Work request » Retype each entry below exactly. Do not carry any image over.

═════ The records

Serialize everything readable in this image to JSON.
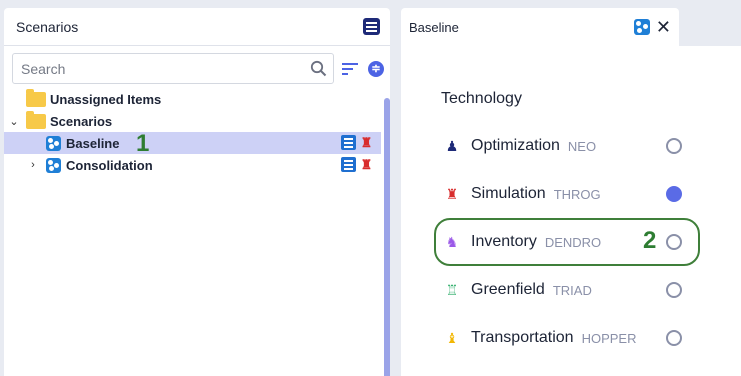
{
  "left_panel": {
    "title": "Scenarios",
    "search": {
      "placeholder": "Search",
      "value": ""
    },
    "sort_glyph": "≑",
    "tree": [
      {
        "label": "Unassigned Items",
        "type": "folder",
        "expanded": false
      },
      {
        "label": "Scenarios",
        "type": "folder",
        "expanded": true,
        "chevron": "⌄"
      },
      {
        "label": "Baseline",
        "type": "scenario",
        "selected": true,
        "step": "1"
      },
      {
        "label": "Consolidation",
        "type": "scenario",
        "chevron": "›"
      }
    ]
  },
  "right_panel": {
    "tab_title": "Baseline",
    "close_glyph": "✕",
    "section_title": "Technology",
    "technologies": [
      {
        "name": "Optimization",
        "code": "NEO",
        "icon": "optimization-neo-icon",
        "color": "#1e2a78",
        "glyph": "♟",
        "selected": false
      },
      {
        "name": "Simulation",
        "code": "THROG",
        "icon": "simulation-throg-icon",
        "color": "#d82c2c",
        "glyph": "♜",
        "selected": true
      },
      {
        "name": "Inventory",
        "code": "DENDRO",
        "icon": "inventory-dendro-icon",
        "color": "#9b59e8",
        "glyph": "♞",
        "selected": false
      },
      {
        "name": "Greenfield",
        "code": "TRIAD",
        "icon": "greenfield-triad-icon",
        "color": "#2fae6b",
        "glyph": "♖",
        "selected": false
      },
      {
        "name": "Transportation",
        "code": "HOPPER",
        "icon": "transportation-hopper-icon",
        "color": "#f2b705",
        "glyph": "♝",
        "selected": false
      }
    ],
    "step": "2"
  },
  "colors": {
    "accent": "#4c63e4",
    "selected_row": "#cdd1f6",
    "highlight": "#3f7f3a"
  }
}
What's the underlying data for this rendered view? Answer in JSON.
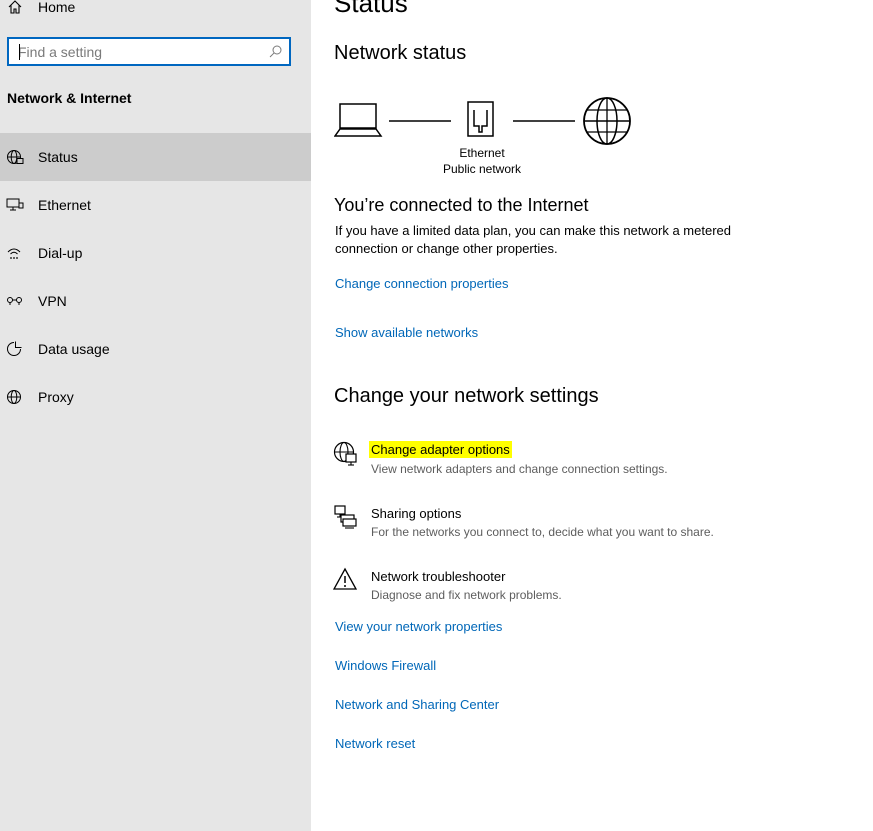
{
  "sidebar": {
    "home_label": "Home",
    "search_placeholder": "Find a setting",
    "section_title": "Network & Internet",
    "items": [
      {
        "label": "Status",
        "icon": "globe-icon",
        "active": true
      },
      {
        "label": "Ethernet",
        "icon": "ethernet-icon"
      },
      {
        "label": "Dial-up",
        "icon": "dialup-icon"
      },
      {
        "label": "VPN",
        "icon": "vpn-icon"
      },
      {
        "label": "Data usage",
        "icon": "data-usage-icon"
      },
      {
        "label": "Proxy",
        "icon": "globe-icon"
      }
    ]
  },
  "main": {
    "title": "Status",
    "network_status_heading": "Network status",
    "diagram": {
      "connection_name": "Ethernet",
      "network_type": "Public network"
    },
    "connected_heading": "You’re connected to the Internet",
    "connected_text": "If you have a limited data plan, you can make this network a metered connection or change other properties.",
    "change_connection_link": "Change connection properties",
    "show_networks_link": "Show available networks",
    "change_settings_heading": "Change your network settings",
    "settings": [
      {
        "title": "Change adapter options",
        "desc": "View network adapters and change connection settings.",
        "icon": "adapter-icon"
      },
      {
        "title": "Sharing options",
        "desc": "For the networks you connect to, decide what you want to share.",
        "icon": "sharing-icon"
      },
      {
        "title": "Network troubleshooter",
        "desc": "Diagnose and fix network problems.",
        "icon": "warning-icon"
      }
    ],
    "links": [
      "View your network properties",
      "Windows Firewall",
      "Network and Sharing Center",
      "Network reset"
    ]
  },
  "colors": {
    "accent": "#0067b8",
    "sidebar_bg": "#e6e6e6",
    "active_bg": "#cccccc",
    "highlight": "#ffff00"
  }
}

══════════

Solution to this problem »
Serialize everything readable in this image to JSON.
{
  "left_panel": {
    "title": "Scenarios",
    "search": {
      "placeholder": "Search",
      "value": ""
    },
    "sort_glyph": "≑",
    "tree": [
      {
        "label": "Unassigned Items",
        "type": "folder",
        "expanded": false
      },
      {
        "label": "Scenarios",
        "type": "folder",
        "expanded": true,
        "chevron": "⌄"
      },
      {
        "label": "Baseline",
        "type": "scenario",
        "selected": true,
        "step": "1"
      },
      {
        "label": "Consolidation",
        "type": "scenario",
        "chevron": "›"
      }
    ]
  },
  "right_panel": {
    "tab_title": "Baseline",
    "close_glyph": "✕",
    "section_title": "Technology",
    "technologies": [
      {
        "name": "Optimization",
        "code": "NEO",
        "icon": "optimization-neo-icon",
        "color": "#1e2a78",
        "glyph": "♟",
        "selected": false
      },
      {
        "name": "Simulation",
        "code": "THROG",
        "icon": "simulation-throg-icon",
        "color": "#d82c2c",
        "glyph": "♜",
        "selected": true
      },
      {
        "name": "Inventory",
        "code": "DENDRO",
        "icon": "inventory-dendro-icon",
        "color": "#9b59e8",
        "glyph": "♞",
        "selected": false
      },
      {
        "name": "Greenfield",
        "code": "TRIAD",
        "icon": "greenfield-triad-icon",
        "color": "#2fae6b",
        "glyph": "♖",
        "selected": false
      },
      {
        "name": "Transportation",
        "code": "HOPPER",
        "icon": "transportation-hopper-icon",
        "color": "#f2b705",
        "glyph": "♝",
        "selected": false
      }
    ],
    "step": "2"
  },
  "colors": {
    "accent": "#4c63e4",
    "selected_row": "#cdd1f6",
    "highlight": "#3f7f3a"
  }
}
What's the underlying data for this rendered view? Answer in JSON.
{
  "sidebar": {
    "home_label": "Home",
    "search_placeholder": "Find a setting",
    "section_title": "Network & Internet",
    "items": [
      {
        "label": "Status",
        "icon": "globe-icon",
        "active": true
      },
      {
        "label": "Ethernet",
        "icon": "ethernet-icon"
      },
      {
        "label": "Dial-up",
        "icon": "dialup-icon"
      },
      {
        "label": "VPN",
        "icon": "vpn-icon"
      },
      {
        "label": "Data usage",
        "icon": "data-usage-icon"
      },
      {
        "label": "Proxy",
        "icon": "globe-icon"
      }
    ]
  },
  "main": {
    "title": "Status",
    "network_status_heading": "Network status",
    "diagram": {
      "connection_name": "Ethernet",
      "network_type": "Public network"
    },
    "connected_heading": "You’re connected to the Internet",
    "connected_text": "If you have a limited data plan, you can make this network a metered connection or change other properties.",
    "change_connection_link": "Change connection properties",
    "show_networks_link": "Show available networks",
    "change_settings_heading": "Change your network settings",
    "settings": [
      {
        "title": "Change adapter options",
        "desc": "View network adapters and change connection settings.",
        "icon": "adapter-icon"
      },
      {
        "title": "Sharing options",
        "desc": "For the networks you connect to, decide what you want to share.",
        "icon": "sharing-icon"
      },
      {
        "title": "Network troubleshooter",
        "desc": "Diagnose and fix network problems.",
        "icon": "warning-icon"
      }
    ],
    "links": [
      "View your network properties",
      "Windows Firewall",
      "Network and Sharing Center",
      "Network reset"
    ]
  },
  "colors": {
    "accent": "#0067b8",
    "sidebar_bg": "#e6e6e6",
    "active_bg": "#cccccc",
    "highlight": "#ffff00"
  }
}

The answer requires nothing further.